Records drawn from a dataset

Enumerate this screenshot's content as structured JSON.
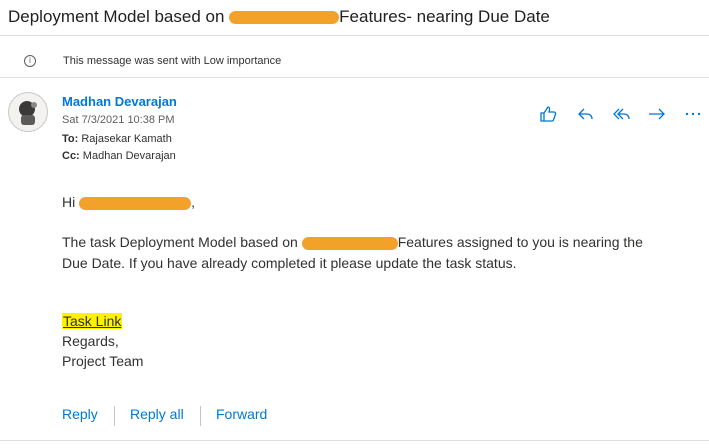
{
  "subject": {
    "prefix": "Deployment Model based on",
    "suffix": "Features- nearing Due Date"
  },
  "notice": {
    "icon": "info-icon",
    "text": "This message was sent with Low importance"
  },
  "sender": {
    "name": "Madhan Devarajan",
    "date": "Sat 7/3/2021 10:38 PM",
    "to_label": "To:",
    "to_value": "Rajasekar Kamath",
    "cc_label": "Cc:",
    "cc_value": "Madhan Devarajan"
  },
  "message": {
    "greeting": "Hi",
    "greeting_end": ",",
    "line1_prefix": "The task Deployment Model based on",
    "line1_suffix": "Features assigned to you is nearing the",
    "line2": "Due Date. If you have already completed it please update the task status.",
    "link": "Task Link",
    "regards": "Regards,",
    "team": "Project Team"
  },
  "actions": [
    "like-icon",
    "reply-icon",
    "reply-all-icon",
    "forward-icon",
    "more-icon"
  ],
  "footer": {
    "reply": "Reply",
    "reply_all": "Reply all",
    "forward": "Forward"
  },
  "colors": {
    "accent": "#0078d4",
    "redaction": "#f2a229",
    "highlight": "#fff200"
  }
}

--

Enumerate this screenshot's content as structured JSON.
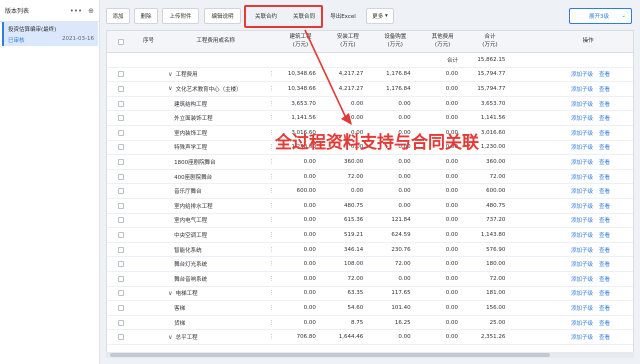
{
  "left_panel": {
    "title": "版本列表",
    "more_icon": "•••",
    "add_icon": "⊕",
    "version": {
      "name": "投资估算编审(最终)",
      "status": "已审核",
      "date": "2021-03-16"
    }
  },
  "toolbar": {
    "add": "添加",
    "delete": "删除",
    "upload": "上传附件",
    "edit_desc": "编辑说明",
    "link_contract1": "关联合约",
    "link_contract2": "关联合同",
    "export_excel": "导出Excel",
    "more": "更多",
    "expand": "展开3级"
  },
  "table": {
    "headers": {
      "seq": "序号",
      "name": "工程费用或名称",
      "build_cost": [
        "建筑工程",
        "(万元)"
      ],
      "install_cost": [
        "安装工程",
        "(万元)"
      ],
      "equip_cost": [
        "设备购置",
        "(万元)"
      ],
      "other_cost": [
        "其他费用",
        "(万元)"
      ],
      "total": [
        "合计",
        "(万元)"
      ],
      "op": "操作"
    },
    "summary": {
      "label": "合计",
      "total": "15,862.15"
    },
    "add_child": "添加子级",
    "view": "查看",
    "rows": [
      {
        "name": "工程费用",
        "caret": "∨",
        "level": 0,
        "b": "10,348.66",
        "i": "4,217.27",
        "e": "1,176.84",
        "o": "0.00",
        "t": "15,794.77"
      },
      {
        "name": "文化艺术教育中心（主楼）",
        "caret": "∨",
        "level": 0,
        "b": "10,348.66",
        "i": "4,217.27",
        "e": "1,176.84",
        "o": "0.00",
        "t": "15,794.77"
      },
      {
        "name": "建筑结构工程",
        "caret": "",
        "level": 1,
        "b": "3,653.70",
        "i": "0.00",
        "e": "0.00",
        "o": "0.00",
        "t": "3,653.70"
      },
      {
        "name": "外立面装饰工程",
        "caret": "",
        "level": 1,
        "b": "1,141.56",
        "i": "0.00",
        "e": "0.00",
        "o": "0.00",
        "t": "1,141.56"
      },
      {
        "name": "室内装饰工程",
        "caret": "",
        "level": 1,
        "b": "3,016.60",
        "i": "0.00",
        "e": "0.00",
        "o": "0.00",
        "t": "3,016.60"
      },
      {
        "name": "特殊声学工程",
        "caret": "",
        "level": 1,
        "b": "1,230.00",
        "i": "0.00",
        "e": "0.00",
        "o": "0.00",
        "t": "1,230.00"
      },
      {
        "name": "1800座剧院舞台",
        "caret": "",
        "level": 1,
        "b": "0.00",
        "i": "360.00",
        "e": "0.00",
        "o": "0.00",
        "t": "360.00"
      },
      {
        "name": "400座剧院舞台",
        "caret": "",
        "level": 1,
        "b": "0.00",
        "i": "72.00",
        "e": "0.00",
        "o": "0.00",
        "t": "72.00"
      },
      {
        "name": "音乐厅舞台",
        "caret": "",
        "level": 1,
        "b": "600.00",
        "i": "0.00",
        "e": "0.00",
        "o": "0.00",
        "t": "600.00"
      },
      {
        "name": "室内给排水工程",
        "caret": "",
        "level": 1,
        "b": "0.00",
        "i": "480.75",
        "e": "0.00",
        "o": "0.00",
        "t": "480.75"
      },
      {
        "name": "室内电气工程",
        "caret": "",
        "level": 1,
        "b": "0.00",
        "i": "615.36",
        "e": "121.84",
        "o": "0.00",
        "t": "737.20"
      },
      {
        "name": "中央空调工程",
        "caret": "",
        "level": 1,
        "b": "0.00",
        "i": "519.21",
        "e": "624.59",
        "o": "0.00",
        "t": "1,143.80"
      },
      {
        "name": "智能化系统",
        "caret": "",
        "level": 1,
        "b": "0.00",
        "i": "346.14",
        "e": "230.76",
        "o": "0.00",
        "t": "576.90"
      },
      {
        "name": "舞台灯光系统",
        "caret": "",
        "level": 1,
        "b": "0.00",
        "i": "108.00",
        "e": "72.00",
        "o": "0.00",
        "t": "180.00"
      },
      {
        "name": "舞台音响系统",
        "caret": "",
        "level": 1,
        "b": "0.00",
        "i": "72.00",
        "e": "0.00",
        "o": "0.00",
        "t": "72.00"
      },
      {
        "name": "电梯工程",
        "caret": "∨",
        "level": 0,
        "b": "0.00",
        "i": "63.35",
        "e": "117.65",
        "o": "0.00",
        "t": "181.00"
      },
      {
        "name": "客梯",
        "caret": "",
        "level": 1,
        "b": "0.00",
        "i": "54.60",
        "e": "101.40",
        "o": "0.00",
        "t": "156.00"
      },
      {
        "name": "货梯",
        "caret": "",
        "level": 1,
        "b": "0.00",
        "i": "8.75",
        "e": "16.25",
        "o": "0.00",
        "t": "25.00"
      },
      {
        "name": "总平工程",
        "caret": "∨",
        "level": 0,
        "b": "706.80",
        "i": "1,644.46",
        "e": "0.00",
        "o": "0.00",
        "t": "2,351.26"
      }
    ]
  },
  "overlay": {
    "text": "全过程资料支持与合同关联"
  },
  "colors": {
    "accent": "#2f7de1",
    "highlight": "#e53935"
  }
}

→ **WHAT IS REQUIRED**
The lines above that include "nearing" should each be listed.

→ **EXERCISE RESULT**
    "suffix": "Features- nearing Due Date"
    "line1_suffix": "Features assigned to you is nearing the",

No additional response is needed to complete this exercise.